Last year I was awarded a Project TIER (Teaching Integrity in Empirical Research) fellowship, and last week my work on the fellowship wrapped up with a meeting with the project leads, other fellows from last year, as well as new fellows for the next year. In a nutshell Project TIER focuses on reproducibility. Here is a brief summary of the project’s focus from their website: As part of the fellowship, beyond continuing working on integrating reproducible data analysis practices into my courses with the use of literate programming via R Markdown and version control via git/GitHub, I have also created templates two GitHub repositories that follow the Project TIER guidelines: one for use with R and the other with Stata.
Check out my guest post on the Simulation-based statistical inference blog: Teaching computation as an argument for simulation-based inference If you are interested in teaching simulation-based methods, or if you just want to find out more why others are, I highly recommend the posts on this blog. The page also hosts many other useful resources as well as information on upcoming workshops as well.
A few weeks ago I gave a two-hour Introduction to R workshop for the Master of Engineering Management students at Duke. The session was organized by the student-led Career Development and Alumni Relations committee within this program. The slides for the workshop can be found here and the source code is available on GitHub. Why might this be of interest to you?
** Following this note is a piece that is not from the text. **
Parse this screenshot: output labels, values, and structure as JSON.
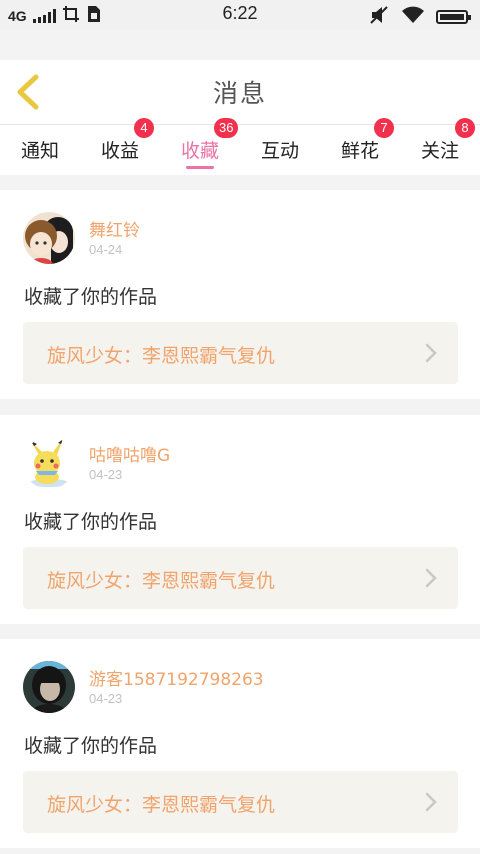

The materials can give you a sense of what’s feasible to teach in two hours to an audience that is not scared of programming but is new to R.
This post is about ggplot2 and dplyr packages, so let’s start with loading them: library(ggplot2) library(dplyr) I can’t be the first person to make the following mistake: ggplot(mtcars, aes(x = wt, y = mpg)) %>% geom_point() Can you spot the mistake in the code above? Look closely at the end of the first line. The operator should be the + used in ggplot2 for layering, not the %>% operator used in dplyr for piping, like this:
The other day on the isostat mailing list Doug Andrews asked the following question: Doug asked for a top 10 list, and a few people have already chimed in with great suggestions. I thought those not on the list might also have good ideas, so, with Doug’s permission, I’m reposting the question here. Here is my top 10 (ok, 12) list: (Links go to vignettes or pages I find to be quickest / most useful references for those packages, but if you know of better resources, let me know and I’ll update.
Somehow almost an entire academic year went by without a blog post, I must have been busy… It’s time to get back in the saddle! (I’m using the classical definition of this idiom here, “doing something you stopped doing for a period of time”, not the urban dictionary definition, “when you are back to doing what you do best”, as I really don’t think writing blog posts are what I do best…)
I have gotten several requests for the R syntax I used to analyze the ranked-choice voting data and create the animated GIF. Rather than just posting the syntax, I thought I might write a detailed post describing the process. Reading in the Data The data is available on the Twin Cities R User Group’s GitHub page. The file we are interested in is 2013-mayor-cvr.csv. Clicking this link gets you the “Display” version of the data.